Lee Power has suggested the club could go into administration. Administration is an insolvency process by which a company is placed under the control of a qualified and licenced insolvency practitioner (typically a professional accountant or lawyer). Normally, the directors could put the club in administration if it is unable to pay its debts, but they are currently prevented from doing so by a Court injunction.
If the club is put in administration the administrator is in charge of everything except coaching the squad and picking the team. The objective is to find a way to rescue the company, so that it can continue trading. However, if that is impossible, the administrator may sell assets to pay creditors (i.e. the individuals and companies owed by the monies as a club) and the club could go into liquidation. That should not be a risk given the number of people interested in buying the club, but administration is a perilous state for any club to be in, and is particularly dangerous for Swindon given the amount of debt apparently owed to Lee Power and his entities, the Court proceedings about whether Michael Standing owns 50% of the club and the charges against the club, Lee Power and Michael Standing for alleged breaches of the FA’s Regulations on intermediaries.
The club will be protected from legal proceedings during the administration (but this will not affect the proceedings between Lee Power and Michael Standing).

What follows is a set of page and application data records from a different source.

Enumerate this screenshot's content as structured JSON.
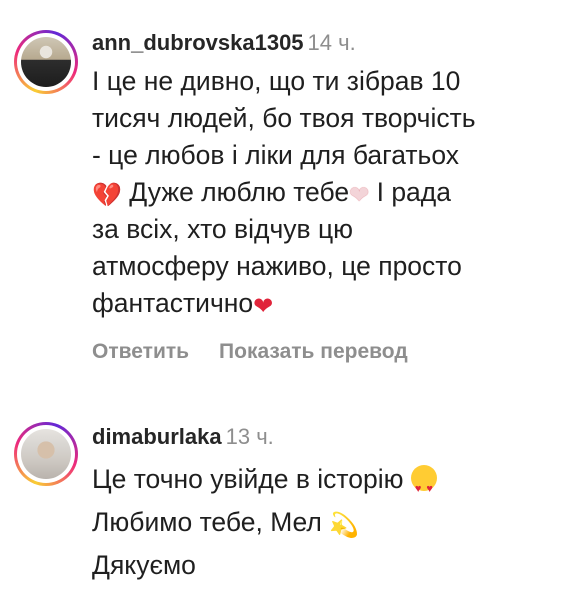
{
  "comments": [
    {
      "username": "ann_dubrovska1305",
      "time": "14 ч.",
      "lines": [
        "І це не дивно, що ти зібрав 10",
        "тисяч людей, бо твоя творчість",
        "- це любов і ліки для багатьох"
      ],
      "line4_emoji1": "💔",
      "line4_text1": "Дуже люблю тебе",
      "line4_emoji2": "❤",
      "line4_text2": "І рада",
      "line5": "за всіх, хто відчув цю",
      "line6": "атмосферу наживо, це просто",
      "line7_text": "фантастично",
      "line7_emoji": "❤",
      "reply_label": "Ответить",
      "translate_label": "Показать перевод"
    },
    {
      "username": "dimaburlaka",
      "time": "13 ч.",
      "line1_text": "Це точно увійде в історію",
      "line2_text": "Любимо тебе, Мел",
      "line2_emoji": "💫",
      "line3_text": "Дякуємо"
    }
  ],
  "icons": {
    "avatar1": "user-avatar-photo",
    "avatar2": "user-avatar-photo",
    "emoji_broken_heart": "broken-heart-icon",
    "emoji_heart": "heart-icon",
    "emoji_heart_eyes": "heart-eyes-icon",
    "emoji_dizzy": "dizzy-icon"
  }
}
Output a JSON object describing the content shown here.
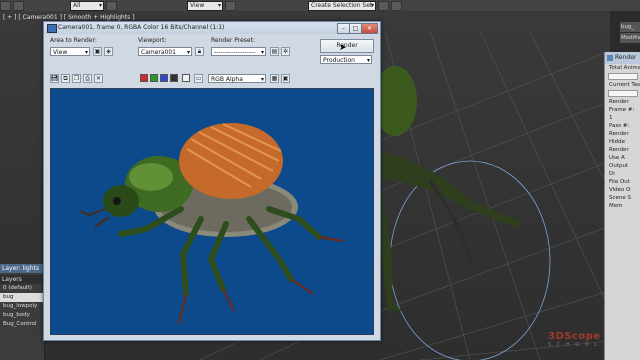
{
  "toolbar": {
    "filter_value": "All",
    "view_value": "View",
    "selection_set_placeholder": "Create Selection Set"
  },
  "viewport": {
    "label": "[ + ] [ Camera001 ] [ Smooth + Highlights ]",
    "watermark_main": "3DScope",
    "watermark_sub": "S C H O O L"
  },
  "layer_panel": {
    "title": "Layer: lights",
    "header": "Layers",
    "rows": [
      "0 (default)",
      "bug",
      "bug_lowpoly",
      "bug_body",
      "Bug_Control"
    ]
  },
  "command_panel": {
    "items": [
      "bug_",
      "Modifier",
      "Render"
    ]
  },
  "right_panel": {
    "title": "Rendering",
    "lines": [
      "Total Animation",
      "Current Task:",
      "Render",
      "Frame #:",
      "1",
      "Pass #:",
      "Render",
      "Hidde",
      "Render",
      "Use A",
      "Output",
      "Di",
      "File Out",
      "Video O",
      "Scene S",
      "Mem"
    ]
  },
  "render_window": {
    "title": "Camera001, frame 0, RGBA Color 16 Bits/Channel (1:1)",
    "area_label": "Area to Render:",
    "area_value": "View",
    "viewport_label": "Viewport:",
    "viewport_value": "Camera001",
    "preset_label": "Render Preset:",
    "preset_value": "-------------------",
    "render_button": "Render",
    "production_value": "Production",
    "channel_value": "RGB Alpha",
    "window_buttons": {
      "minimize": "–",
      "maximize": "□",
      "close": "✕"
    }
  },
  "colors": {
    "render_bg": "#0c4a8c",
    "title_bar": "#c9d6e4",
    "channel_red": "#d22a2a",
    "channel_green": "#2a9a2a",
    "channel_blue": "#2a4ad2"
  }
}
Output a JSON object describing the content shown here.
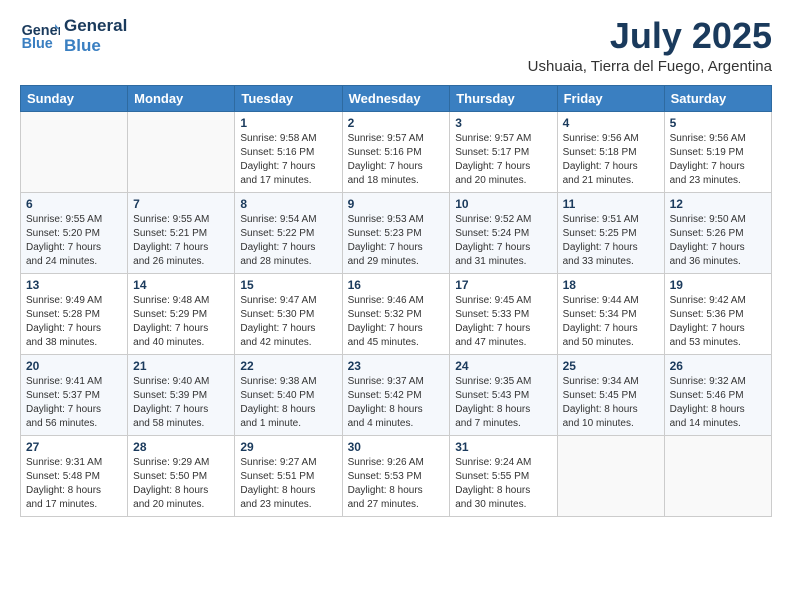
{
  "header": {
    "logo_general": "General",
    "logo_blue": "Blue",
    "month_year": "July 2025",
    "location": "Ushuaia, Tierra del Fuego, Argentina"
  },
  "weekdays": [
    "Sunday",
    "Monday",
    "Tuesday",
    "Wednesday",
    "Thursday",
    "Friday",
    "Saturday"
  ],
  "weeks": [
    [
      {
        "day": "",
        "info": ""
      },
      {
        "day": "",
        "info": ""
      },
      {
        "day": "1",
        "info": "Sunrise: 9:58 AM\nSunset: 5:16 PM\nDaylight: 7 hours\nand 17 minutes."
      },
      {
        "day": "2",
        "info": "Sunrise: 9:57 AM\nSunset: 5:16 PM\nDaylight: 7 hours\nand 18 minutes."
      },
      {
        "day": "3",
        "info": "Sunrise: 9:57 AM\nSunset: 5:17 PM\nDaylight: 7 hours\nand 20 minutes."
      },
      {
        "day": "4",
        "info": "Sunrise: 9:56 AM\nSunset: 5:18 PM\nDaylight: 7 hours\nand 21 minutes."
      },
      {
        "day": "5",
        "info": "Sunrise: 9:56 AM\nSunset: 5:19 PM\nDaylight: 7 hours\nand 23 minutes."
      }
    ],
    [
      {
        "day": "6",
        "info": "Sunrise: 9:55 AM\nSunset: 5:20 PM\nDaylight: 7 hours\nand 24 minutes."
      },
      {
        "day": "7",
        "info": "Sunrise: 9:55 AM\nSunset: 5:21 PM\nDaylight: 7 hours\nand 26 minutes."
      },
      {
        "day": "8",
        "info": "Sunrise: 9:54 AM\nSunset: 5:22 PM\nDaylight: 7 hours\nand 28 minutes."
      },
      {
        "day": "9",
        "info": "Sunrise: 9:53 AM\nSunset: 5:23 PM\nDaylight: 7 hours\nand 29 minutes."
      },
      {
        "day": "10",
        "info": "Sunrise: 9:52 AM\nSunset: 5:24 PM\nDaylight: 7 hours\nand 31 minutes."
      },
      {
        "day": "11",
        "info": "Sunrise: 9:51 AM\nSunset: 5:25 PM\nDaylight: 7 hours\nand 33 minutes."
      },
      {
        "day": "12",
        "info": "Sunrise: 9:50 AM\nSunset: 5:26 PM\nDaylight: 7 hours\nand 36 minutes."
      }
    ],
    [
      {
        "day": "13",
        "info": "Sunrise: 9:49 AM\nSunset: 5:28 PM\nDaylight: 7 hours\nand 38 minutes."
      },
      {
        "day": "14",
        "info": "Sunrise: 9:48 AM\nSunset: 5:29 PM\nDaylight: 7 hours\nand 40 minutes."
      },
      {
        "day": "15",
        "info": "Sunrise: 9:47 AM\nSunset: 5:30 PM\nDaylight: 7 hours\nand 42 minutes."
      },
      {
        "day": "16",
        "info": "Sunrise: 9:46 AM\nSunset: 5:32 PM\nDaylight: 7 hours\nand 45 minutes."
      },
      {
        "day": "17",
        "info": "Sunrise: 9:45 AM\nSunset: 5:33 PM\nDaylight: 7 hours\nand 47 minutes."
      },
      {
        "day": "18",
        "info": "Sunrise: 9:44 AM\nSunset: 5:34 PM\nDaylight: 7 hours\nand 50 minutes."
      },
      {
        "day": "19",
        "info": "Sunrise: 9:42 AM\nSunset: 5:36 PM\nDaylight: 7 hours\nand 53 minutes."
      }
    ],
    [
      {
        "day": "20",
        "info": "Sunrise: 9:41 AM\nSunset: 5:37 PM\nDaylight: 7 hours\nand 56 minutes."
      },
      {
        "day": "21",
        "info": "Sunrise: 9:40 AM\nSunset: 5:39 PM\nDaylight: 7 hours\nand 58 minutes."
      },
      {
        "day": "22",
        "info": "Sunrise: 9:38 AM\nSunset: 5:40 PM\nDaylight: 8 hours\nand 1 minute."
      },
      {
        "day": "23",
        "info": "Sunrise: 9:37 AM\nSunset: 5:42 PM\nDaylight: 8 hours\nand 4 minutes."
      },
      {
        "day": "24",
        "info": "Sunrise: 9:35 AM\nSunset: 5:43 PM\nDaylight: 8 hours\nand 7 minutes."
      },
      {
        "day": "25",
        "info": "Sunrise: 9:34 AM\nSunset: 5:45 PM\nDaylight: 8 hours\nand 10 minutes."
      },
      {
        "day": "26",
        "info": "Sunrise: 9:32 AM\nSunset: 5:46 PM\nDaylight: 8 hours\nand 14 minutes."
      }
    ],
    [
      {
        "day": "27",
        "info": "Sunrise: 9:31 AM\nSunset: 5:48 PM\nDaylight: 8 hours\nand 17 minutes."
      },
      {
        "day": "28",
        "info": "Sunrise: 9:29 AM\nSunset: 5:50 PM\nDaylight: 8 hours\nand 20 minutes."
      },
      {
        "day": "29",
        "info": "Sunrise: 9:27 AM\nSunset: 5:51 PM\nDaylight: 8 hours\nand 23 minutes."
      },
      {
        "day": "30",
        "info": "Sunrise: 9:26 AM\nSunset: 5:53 PM\nDaylight: 8 hours\nand 27 minutes."
      },
      {
        "day": "31",
        "info": "Sunrise: 9:24 AM\nSunset: 5:55 PM\nDaylight: 8 hours\nand 30 minutes."
      },
      {
        "day": "",
        "info": ""
      },
      {
        "day": "",
        "info": ""
      }
    ]
  ]
}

In using those powers, an administrator must act in good faith, fairly and honourably. He or she must be independent and impartial in the management of the company and its assets and seek to rescue the company as quickly as possible. TrustSTFC will do what it can to monitor compliance with these duties.
However, an administrators’ duties are aimed at the interests of the creditors. From the perspective of the fans this is a significant weakness in the process. The administrator has no obligation to consider the desires of the supporters or the fact that a football club is a community asset. The position is made more difficult by the fact that many of the debts of the club are owed to Lee Power or his companies.
If the club enters administration, it will be given a 10-point penalty. Debts to other clubs and players must be paid in full before the club can continue playing in the football league. The administrators’ fees will be paid from the assets of the club.
TrustSTFC believes it is the best interests of everyone for Lee Power to now sell the club to Clem Morfuni.